Report only the number of lines that contain the string "root" in the records below.

▶ _Page and application data records_
◇ ◇ ◇ ◇

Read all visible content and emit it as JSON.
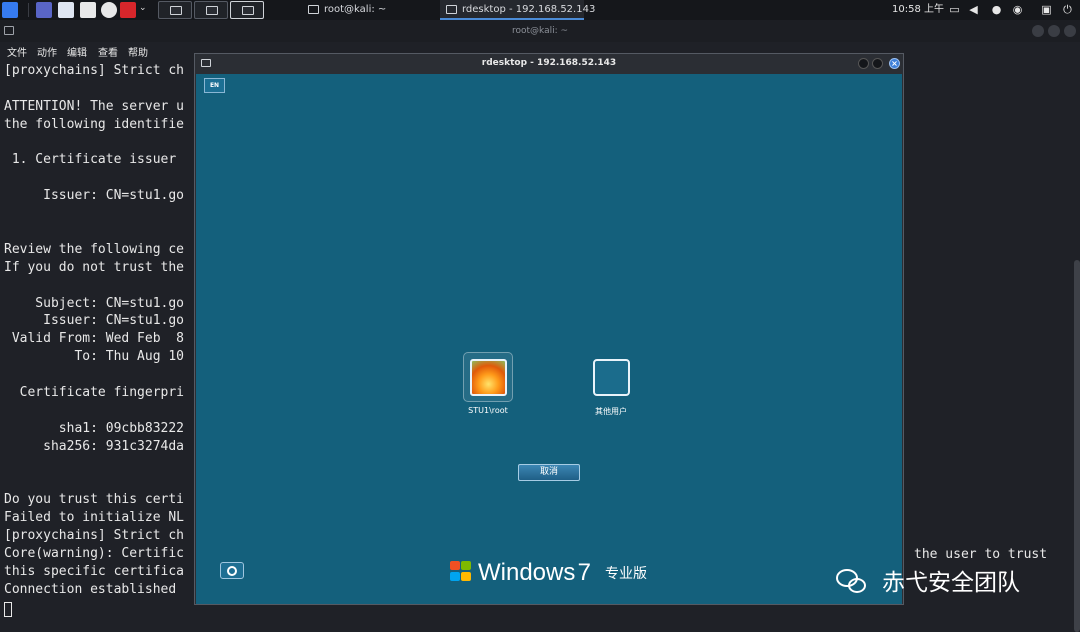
{
  "taskbar": {
    "tasks": [
      {
        "label": "root@kali: ~"
      },
      {
        "label": "rdesktop - 192.168.52.143"
      }
    ],
    "clock": "10:58 上午"
  },
  "terminal_window": {
    "title": "root@kali: ~",
    "menu": [
      "文件",
      "动作",
      "编辑",
      "查看",
      "帮助"
    ],
    "lines": [
      "[proxychains] Strict ch",
      "",
      "ATTENTION! The server u",
      "the following identifie",
      "",
      " 1. Certificate issuer",
      "",
      "     Issuer: CN=stu1.go",
      "",
      "",
      "Review the following ce",
      "If you do not trust the",
      "",
      "    Subject: CN=stu1.go",
      "     Issuer: CN=stu1.go",
      " Valid From: Wed Feb  8",
      "         To: Thu Aug 10",
      "",
      "  Certificate fingerpri",
      "",
      "       sha1: 09cbb83222",
      "     sha256: 931c3274da",
      "",
      "",
      "Do you trust this certi",
      "Failed to initialize NL",
      "[proxychains] Strict ch",
      "Core(warning): Certific",
      "this specific certifica",
      "Connection established"
    ],
    "right_fragment": "the user to trust"
  },
  "rdp_window": {
    "title": "rdesktop - 192.168.52.143",
    "language_indicator": "EN",
    "users": [
      {
        "name": "STU1\\root"
      },
      {
        "name": "其他用户"
      }
    ],
    "cancel_label": "取消",
    "brand_word": "Windows",
    "brand_version": "7",
    "brand_edition": "专业版"
  },
  "watermark": "赤弋安全团队"
}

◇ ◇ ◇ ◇

▶ _COMPLETED EXERCISE_
3